● Your goal:
Return each entry below without any alteration.

──────── Data for the task

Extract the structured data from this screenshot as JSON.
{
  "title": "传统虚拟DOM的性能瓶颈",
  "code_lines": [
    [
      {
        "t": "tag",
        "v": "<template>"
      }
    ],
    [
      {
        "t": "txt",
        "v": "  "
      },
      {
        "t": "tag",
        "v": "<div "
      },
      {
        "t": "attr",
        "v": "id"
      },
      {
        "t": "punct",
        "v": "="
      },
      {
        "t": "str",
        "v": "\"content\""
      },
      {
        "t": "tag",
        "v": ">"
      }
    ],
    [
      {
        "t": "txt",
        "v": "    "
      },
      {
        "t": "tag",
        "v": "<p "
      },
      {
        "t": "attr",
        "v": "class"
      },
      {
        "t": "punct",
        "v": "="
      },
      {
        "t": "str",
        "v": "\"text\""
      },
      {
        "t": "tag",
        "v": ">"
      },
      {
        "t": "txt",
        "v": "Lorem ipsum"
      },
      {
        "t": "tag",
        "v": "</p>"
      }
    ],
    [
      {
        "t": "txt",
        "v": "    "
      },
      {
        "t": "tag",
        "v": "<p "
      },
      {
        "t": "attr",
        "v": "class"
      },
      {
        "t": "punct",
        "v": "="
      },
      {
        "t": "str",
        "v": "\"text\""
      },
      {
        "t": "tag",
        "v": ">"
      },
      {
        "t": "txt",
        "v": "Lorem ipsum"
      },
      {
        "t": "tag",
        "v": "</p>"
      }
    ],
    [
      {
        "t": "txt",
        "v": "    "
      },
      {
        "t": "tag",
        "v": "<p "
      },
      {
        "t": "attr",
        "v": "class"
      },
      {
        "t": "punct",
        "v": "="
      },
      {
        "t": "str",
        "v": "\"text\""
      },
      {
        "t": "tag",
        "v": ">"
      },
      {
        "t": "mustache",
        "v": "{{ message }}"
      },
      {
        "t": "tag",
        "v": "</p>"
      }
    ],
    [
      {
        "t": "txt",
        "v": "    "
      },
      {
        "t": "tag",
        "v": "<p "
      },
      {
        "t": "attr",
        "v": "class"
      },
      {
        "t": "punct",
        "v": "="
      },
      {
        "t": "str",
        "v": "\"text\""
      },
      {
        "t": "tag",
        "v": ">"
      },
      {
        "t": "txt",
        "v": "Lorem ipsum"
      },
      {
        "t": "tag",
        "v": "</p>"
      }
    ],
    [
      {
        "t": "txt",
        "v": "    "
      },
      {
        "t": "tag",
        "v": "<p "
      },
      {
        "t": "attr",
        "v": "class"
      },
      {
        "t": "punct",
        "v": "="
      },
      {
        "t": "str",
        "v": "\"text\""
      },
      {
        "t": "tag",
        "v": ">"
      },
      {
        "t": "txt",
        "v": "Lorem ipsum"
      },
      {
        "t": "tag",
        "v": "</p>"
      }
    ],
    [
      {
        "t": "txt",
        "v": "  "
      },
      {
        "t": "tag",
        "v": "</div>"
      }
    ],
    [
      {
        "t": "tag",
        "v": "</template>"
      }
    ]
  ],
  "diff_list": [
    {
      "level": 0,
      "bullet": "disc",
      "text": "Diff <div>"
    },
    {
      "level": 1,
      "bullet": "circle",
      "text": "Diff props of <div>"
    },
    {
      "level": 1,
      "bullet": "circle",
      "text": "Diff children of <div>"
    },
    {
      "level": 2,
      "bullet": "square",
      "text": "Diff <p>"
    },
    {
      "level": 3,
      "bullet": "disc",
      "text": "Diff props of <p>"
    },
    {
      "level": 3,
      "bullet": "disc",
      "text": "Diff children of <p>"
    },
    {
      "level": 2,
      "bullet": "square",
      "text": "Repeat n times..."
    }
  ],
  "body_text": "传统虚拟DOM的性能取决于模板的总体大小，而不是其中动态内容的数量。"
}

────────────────

● Expected output:
Extract the structured data from this screenshot as JSON.
{
  "title": "传统虚拟DOM的性能瓶颈",
  "code_lines": [
    [
      {
        "t": "tag",
        "v": "<template>"
      }
    ],
    [
      {
        "t": "txt",
        "v": "  "
      },
      {
        "t": "tag",
        "v": "<div "
      },
      {
        "t": "attr",
        "v": "id"
      },
      {
        "t": "punct",
        "v": "="
      },
      {
        "t": "str",
        "v": "\"content\""
      },
      {
        "t": "tag",
        "v": ">"
      }
    ],
    [
      {
        "t": "txt",
        "v": "    "
      },
      {
        "t": "tag",
        "v": "<p "
      },
      {
        "t": "attr",
        "v": "class"
      },
      {
        "t": "punct",
        "v": "="
      },
      {
        "t": "str",
        "v": "\"text\""
      },
      {
        "t": "tag",
        "v": ">"
      },
      {
        "t": "txt",
        "v": "Lorem ipsum"
      },
      {
        "t": "tag",
        "v": "</p>"
      }
    ],
    [
      {
        "t": "txt",
        "v": "    "
      },
      {
        "t": "tag",
        "v": "<p "
      },
      {
        "t": "attr",
        "v": "class"
      },
      {
        "t": "punct",
        "v": "="
      },
      {
        "t": "str",
        "v": "\"text\""
      },
      {
        "t": "tag",
        "v": ">"
      },
      {
        "t": "txt",
        "v": "Lorem ipsum"
      },
      {
        "t": "tag",
        "v": "</p>"
      }
    ],
    [
      {
        "t": "txt",
        "v": "    "
      },
      {
        "t": "tag",
        "v": "<p "
      },
      {
        "t": "attr",
        "v": "class"
      },
      {
        "t": "punct",
        "v": "="
      },
      {
        "t": "str",
        "v": "\"text\""
      },
      {
        "t": "tag",
        "v": ">"
      },
      {
        "t": "mustache",
        "v": "{{ message }}"
      },
      {
        "t": "tag",
        "v": "</p>"
      }
    ],
    [
      {
        "t": "txt",
        "v": "    "
      },
      {
        "t": "tag",
        "v": "<p "
      },
      {
        "t": "attr",
        "v": "class"
      },
      {
        "t": "punct",
        "v": "="
      },
      {
        "t": "str",
        "v": "\"text\""
      },
      {
        "t": "tag",
        "v": ">"
      },
      {
        "t": "txt",
        "v": "Lorem ipsum"
      },
      {
        "t": "tag",
        "v": "</p>"
      }
    ],
    [
      {
        "t": "txt",
        "v": "    "
      },
      {
        "t": "tag",
        "v": "<p "
      },
      {
        "t": "attr",
        "v": "class"
      },
      {
        "t": "punct",
        "v": "="
      },
      {
        "t": "str",
        "v": "\"text\""
      },
      {
        "t": "tag",
        "v": ">"
      },
      {
        "t": "txt",
        "v": "Lorem ipsum"
      },
      {
        "t": "tag",
        "v": "</p>"
      }
    ],
    [
      {
        "t": "txt",
        "v": "  "
      },
      {
        "t": "tag",
        "v": "</div>"
      }
    ],
    [
      {
        "t": "tag",
        "v": "</template>"
      }
    ]
  ],
  "diff_list": [
    {
      "level": 0,
      "bullet": "disc",
      "text": "Diff <div>"
    },
    {
      "level": 1,
      "bullet": "circle",
      "text": "Diff props of <div>"
    },
    {
      "level": 1,
      "bullet": "circle",
      "text": "Diff children of <div>"
    },
    {
      "level": 2,
      "bullet": "square",
      "text": "Diff <p>"
    },
    {
      "level": 3,
      "bullet": "disc",
      "text": "Diff props of <p>"
    },
    {
      "level": 3,
      "bullet": "disc",
      "text": "Diff children of <p>"
    },
    {
      "level": 2,
      "bullet": "square",
      "text": "Repeat n times..."
    }
  ],
  "body_text": "传统虚拟DOM的性能取决于模板的总体大小，而不是其中动态内容的数量。"
}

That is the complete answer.